Ballot initiatives in any single state can have an outsized impact on industries as they can easily transcend state lines. Agriculture has witnessed this first hand as laws formed in individual states have influenced everything from animal confinement policies to the legalization of marijuana. A battle is under way in Colorado over an initiative that stakeholders have called the worst assault on the livestock industry in the state’s history.
The ballot initiative is being driven by a group called Protect Animals from Unnecessary Suffering and Exploitation (PAUSE). If passed into law, it would see the state set a minimum slaughter age for livestock and make artificial insemination illegal. The proposed measure, known as “Initiative 16” but mostly referred to as PAUSE, would be on the November 2022 ballot if they can get the required signatures. The closely watched effort is viewed by the livestock industry as both ridiculous and dangerous.
The initiative would remove the livestock exemption in state statute for animal cruelty and expands the definition of a sex act with an animal. The new language would ban slaughter for animals that have lived less than a quarter of their “natural” lifespans, which are defined as 20 years for a cow, 15 for a pig, eight for a chicken, six for a rabbit. That means five years for cattle, even though the typical practice is to slaughter beef cattle at 2 years, which is when they are considered mature. Experts say the estimated lifespans used are wildly inaccurate.
According to James Pritchett, Dean of the Colorado State University College of Agricultural Sciences, says slaughtering more mature animals reduces the quality of meat – especially tenderness – that consumers and cattle buyers demand. So slaughtering 5-year-old animals essentially removes Colorado cattle from the marketplace. Pritchett adds, “It is more expensive to raise older cattle relative to their value, and this is true of other species whose natural lifespans have been falsely inflated under the measure.”
The new language also redefines “sex acts” to include “any intrusion or penetration, however slight, with an object or part of a person’s body into an animal’s anus or genitals.” This would effectively criminalize widely accepted animal husbandry practices such as spaying, neutering, birthing assistance, embryo transfers, and artificial insemination, among others. Meaning routine reproductive management practices would be considered a criminal sex act with an animal.
Keep in mind, the measure applies to a wide range of farm animals, so everything from racehorses to hogs is impacted. However, the loudest outcry is coming from the cattle industry as it’s a big business in Colorado. That includes large animal veterinarians in the state who say the initiative would essentially destroy the industry while tying their hands when it comes to treating the animals under their care.
Initiative 16 is expected to meet fierce pushback as PAUSE continues its efforts to get on the ballot. There is hope in the cattle industry that Coloradans will reject the measure and Governor Jared Polis’s office has said that he opposes it. There is also worry that other groups will latch onto similar language as the PAUSE measure and try to establish initiatives in other states.

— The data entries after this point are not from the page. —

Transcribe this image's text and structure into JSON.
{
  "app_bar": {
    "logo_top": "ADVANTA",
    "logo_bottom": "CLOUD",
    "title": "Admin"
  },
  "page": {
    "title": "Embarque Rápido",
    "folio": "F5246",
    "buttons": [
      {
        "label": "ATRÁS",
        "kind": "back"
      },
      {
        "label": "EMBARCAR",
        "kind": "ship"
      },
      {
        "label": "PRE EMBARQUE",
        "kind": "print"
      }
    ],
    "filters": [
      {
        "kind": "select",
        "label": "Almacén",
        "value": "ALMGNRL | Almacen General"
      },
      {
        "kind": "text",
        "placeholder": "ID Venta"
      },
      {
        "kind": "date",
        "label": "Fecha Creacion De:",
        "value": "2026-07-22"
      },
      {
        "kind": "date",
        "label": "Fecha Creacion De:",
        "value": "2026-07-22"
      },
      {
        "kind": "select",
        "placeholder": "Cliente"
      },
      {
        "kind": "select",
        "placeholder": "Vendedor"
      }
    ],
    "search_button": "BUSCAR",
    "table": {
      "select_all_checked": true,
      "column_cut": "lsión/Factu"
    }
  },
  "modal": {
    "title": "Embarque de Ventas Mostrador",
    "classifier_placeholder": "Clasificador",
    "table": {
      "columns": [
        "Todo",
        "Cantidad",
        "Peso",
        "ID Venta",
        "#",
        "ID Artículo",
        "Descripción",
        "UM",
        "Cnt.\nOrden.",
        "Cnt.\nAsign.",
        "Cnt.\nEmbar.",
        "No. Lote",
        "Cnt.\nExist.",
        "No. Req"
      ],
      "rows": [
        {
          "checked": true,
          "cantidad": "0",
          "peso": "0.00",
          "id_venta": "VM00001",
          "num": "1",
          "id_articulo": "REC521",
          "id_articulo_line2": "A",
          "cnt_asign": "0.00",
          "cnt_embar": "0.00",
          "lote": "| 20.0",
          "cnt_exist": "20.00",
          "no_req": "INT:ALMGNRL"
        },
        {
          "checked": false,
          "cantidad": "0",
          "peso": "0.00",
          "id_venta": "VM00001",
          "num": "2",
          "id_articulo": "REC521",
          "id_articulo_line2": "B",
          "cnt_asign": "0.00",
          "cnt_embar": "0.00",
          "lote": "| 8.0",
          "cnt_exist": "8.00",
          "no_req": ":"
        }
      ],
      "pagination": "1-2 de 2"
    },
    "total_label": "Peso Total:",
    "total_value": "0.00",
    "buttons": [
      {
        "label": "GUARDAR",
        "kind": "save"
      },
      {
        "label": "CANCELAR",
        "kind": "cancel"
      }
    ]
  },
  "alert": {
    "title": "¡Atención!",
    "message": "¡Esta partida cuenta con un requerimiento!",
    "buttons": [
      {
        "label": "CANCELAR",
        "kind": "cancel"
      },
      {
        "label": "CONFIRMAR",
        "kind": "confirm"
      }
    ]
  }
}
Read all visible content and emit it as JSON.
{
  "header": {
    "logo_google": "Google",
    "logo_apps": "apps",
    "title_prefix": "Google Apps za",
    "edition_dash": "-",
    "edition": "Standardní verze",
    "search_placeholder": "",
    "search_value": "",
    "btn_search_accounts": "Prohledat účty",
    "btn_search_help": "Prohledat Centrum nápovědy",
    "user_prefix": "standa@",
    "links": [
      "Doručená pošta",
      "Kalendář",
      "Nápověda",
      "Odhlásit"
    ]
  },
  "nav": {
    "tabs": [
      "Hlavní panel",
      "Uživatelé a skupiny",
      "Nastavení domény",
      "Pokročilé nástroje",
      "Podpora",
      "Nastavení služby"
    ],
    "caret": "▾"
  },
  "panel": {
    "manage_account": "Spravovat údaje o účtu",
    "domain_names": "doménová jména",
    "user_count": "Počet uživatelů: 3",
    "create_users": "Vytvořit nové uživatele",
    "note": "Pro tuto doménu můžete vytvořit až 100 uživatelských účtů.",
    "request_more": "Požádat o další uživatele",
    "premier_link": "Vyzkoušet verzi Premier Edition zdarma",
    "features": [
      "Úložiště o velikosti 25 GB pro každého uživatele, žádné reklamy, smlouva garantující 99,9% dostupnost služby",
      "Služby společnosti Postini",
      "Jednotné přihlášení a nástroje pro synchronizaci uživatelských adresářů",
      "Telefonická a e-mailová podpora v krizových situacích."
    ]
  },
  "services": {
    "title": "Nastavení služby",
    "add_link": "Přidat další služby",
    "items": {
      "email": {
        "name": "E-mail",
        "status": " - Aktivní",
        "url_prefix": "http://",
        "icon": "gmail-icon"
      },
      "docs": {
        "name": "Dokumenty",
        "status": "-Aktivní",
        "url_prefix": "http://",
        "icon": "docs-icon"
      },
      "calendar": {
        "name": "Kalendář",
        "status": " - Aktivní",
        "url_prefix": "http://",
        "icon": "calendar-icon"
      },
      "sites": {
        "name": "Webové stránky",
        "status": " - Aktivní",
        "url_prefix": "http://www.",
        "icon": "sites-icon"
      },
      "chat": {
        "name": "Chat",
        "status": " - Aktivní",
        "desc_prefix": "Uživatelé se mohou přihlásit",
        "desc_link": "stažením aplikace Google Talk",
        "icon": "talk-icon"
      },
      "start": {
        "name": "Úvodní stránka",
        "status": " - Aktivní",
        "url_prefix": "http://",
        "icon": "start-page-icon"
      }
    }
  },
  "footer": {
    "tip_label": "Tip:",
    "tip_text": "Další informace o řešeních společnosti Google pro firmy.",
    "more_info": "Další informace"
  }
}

I can’t help but recall the ongoing battle over animal crating laws in California. In 2008, California voters passed Proposition 2, which established confinement requirements for egg-laying hens in the state. As the law increased production costs for California egg producers, putting them at a disadvantage to out-of-state producers, the legislature expanded the law in 2010 to include all eggs sold in California.
At that time, many predicted that the law would not be allowed to stand due to violations of interstate commerce laws. However, a judge in 2015 disagreed. A similar fight is happening over California Proposition 12, which would require that meat products from veal calves and breeding pigs sold in the state come from sources that comply with the state’s animal welfare laws. The Supreme Court has been asked to review the law with support from at least 20 states that have filed a “friend of the court brief” arguing that it also violates interstate commerce laws. (Sources: Denver Post, Drovers, Progressive Farmer)